Disgust with all politicians also high in Donetsk.
– In the heart of Donetsk, capital of Ukraine’s most populous oblast, huge banners in the Party of Regions’ trademark blue-and-white read: “Donbas supports Victor Yanukovych.” In the Donbas Arena stadium at the football match between Ukraine and Greece earlier this month, the presidential candidate and ex-prime minister was given a rousing cheer, in contrast to the boos for President Victor Yushchenko.
But while Yanukovych is expected to be a shoe-in with voters in the eastern industrial core, where he started his political career as regional governor, there’s a distinct lack of passion for the candidate. However, other candidates may not be able to capitalize on the less than rock-solid support for Yanukovych.
“I will vote for Yanukovych, but only because he’s from here and he’ll be good for our region,” said Anatoliy Rodchenko, who lost his job at a steel mill because of the economic crisis.
Rather than voting for a candidate they feel is going to transform the country, many Donetskites say they are casting their ballots for the lesser of two evils. “Yulia [Tymoshenko]’s team will steal half the budget; Yanukovych’s team will also steal half the budget, but at least they’ll get something done,” Rodchenko said.
The reason for the antipathy toward politicians, including Yanukovych, is their ineffectiveness. Unfulfilled promises from previous election campaigns have not gone unnoticed.
“Yanukovych always promises to make Russian the second state language, but then he gets into power and never achieves it,” said security guard Olexiy Smirnov. “What’s the promise worth?”

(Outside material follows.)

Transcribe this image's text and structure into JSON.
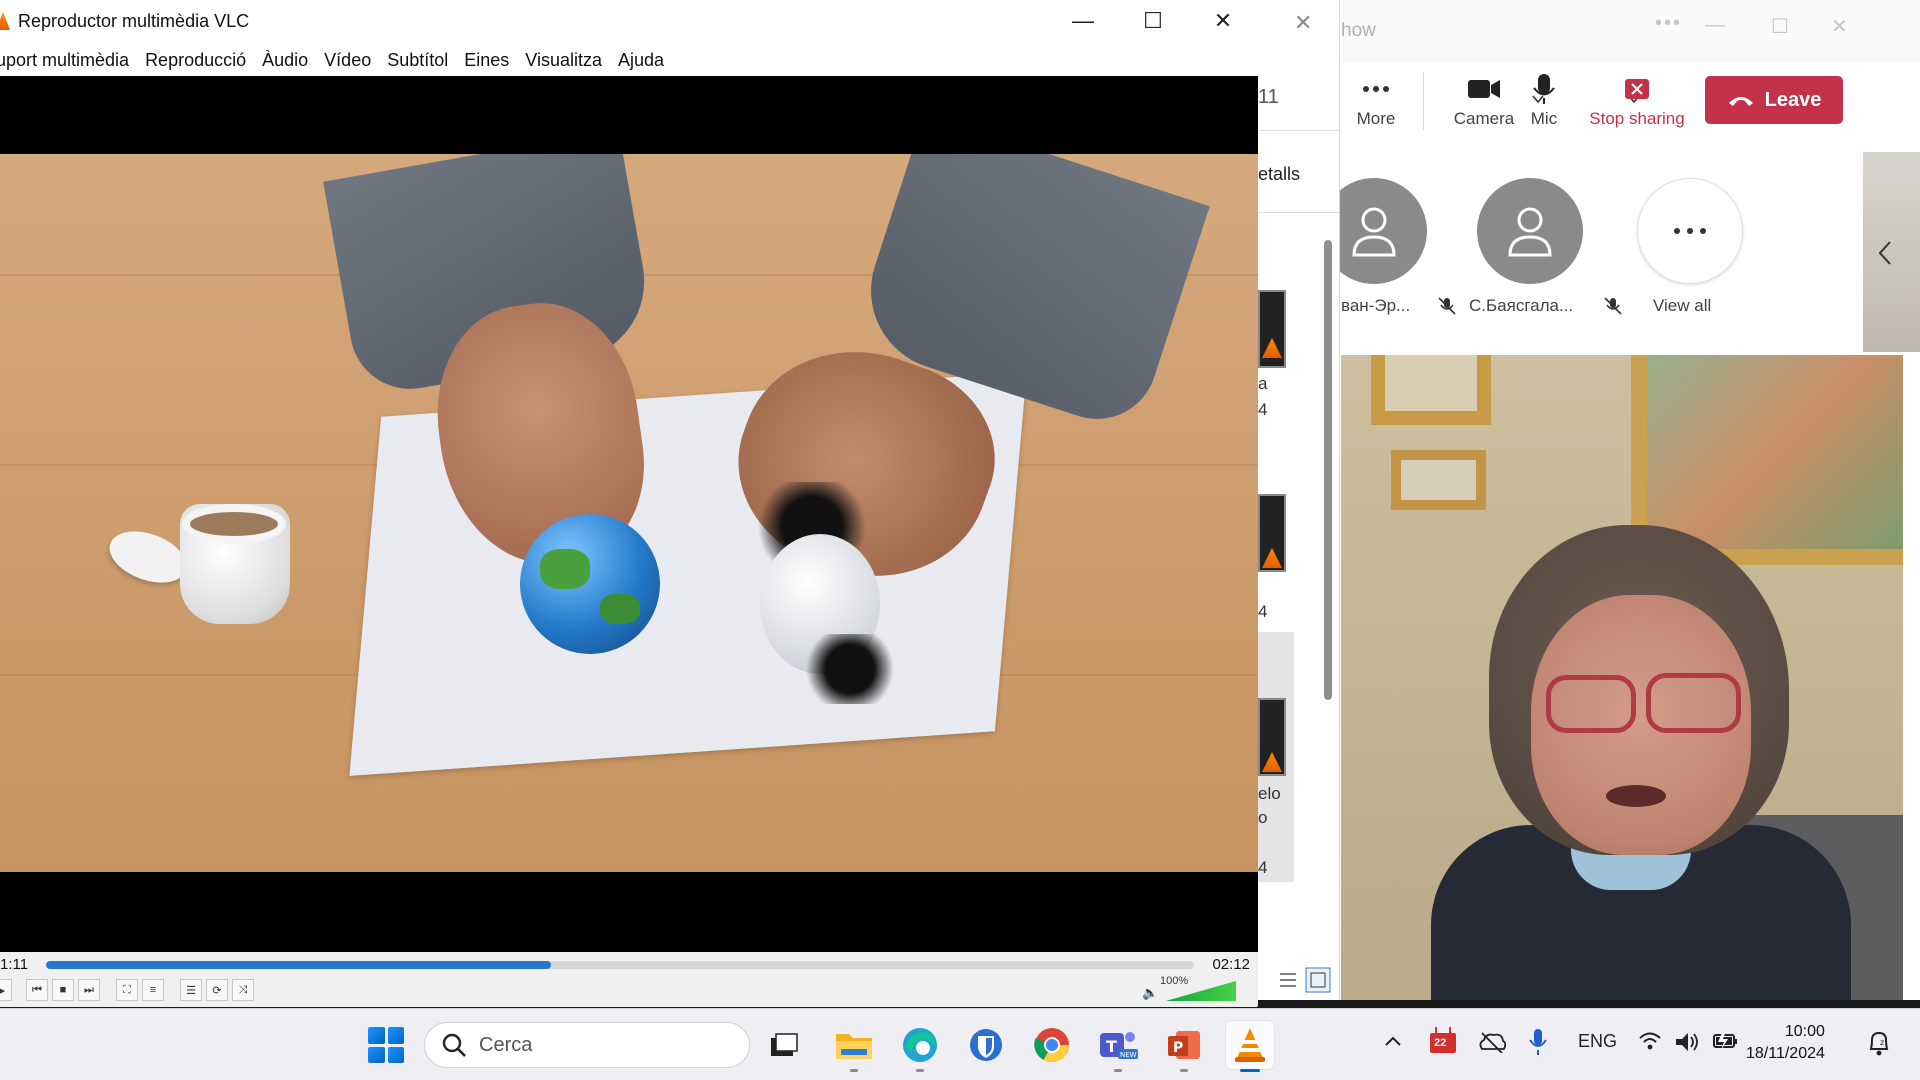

This desire to see results explains the adoration many in Donetsk have for Rinat Akhmetov, the powerful home-grown oligarch, billionaire and owner of Shaktar Donetsk soccer club. The recently opened Donbas Arena, for example, the largest and most modern soccer stadium in Ukraine, was financed by Akhmetov.
“I realize he isn’t an angel, but he gets things built and makes things work. He’s effective,” enthused Smirnov.
The main reason for the antipathy towards Yushchenko also has roots in what Donetskites say is his failure to push through improvements to change the country for the better. “We knew in 2004 that he was no different to the rest of them,” Smirnov sighed. “Now the rest of the country knows, too.”
There is little mention of the “anti-Russian” stance that Russian President Dmitry Medvedev castigated Yushchenko for in an open letter in the summer. The boos that rang out at the soccer match had little to do with his push for the NATO military alliance, or attitude to the Ukrainian language and history, locals said. In fact, his commemoration of the Holodomor famine, in which millions of Ukrainians starved to death in 1932-3, has been well-received. “Should we just wave goodbye to the people who died and forget about them?” said Olena Bublik, a teacher.
“People aren’t bothered about World War II, or even Russia; they are interested in jobs,” she added. “Yushchenko has done nothing to improve our lives.”
The often repeated claims in the Russian and Western press that Ukraine is a country divided between east and west hardly hold up. Even politicians are starting to understand: Divisive issues such as NATO membership and the Russian language used by Yanukovych’s backers in 2004 are conspicuous by their absence from the current campaign.
And there is one feeling that unites the country more than anything – detest for politicians. Yanukovych and Donetsk are no different.
“Our politicians are all the same. I wish we could send them all to an island and forget about them, because then our problems would be solved much faster,” said Rodchenko, the former steel mill worker.
James Marson can be reached at firstname.lastname@example.org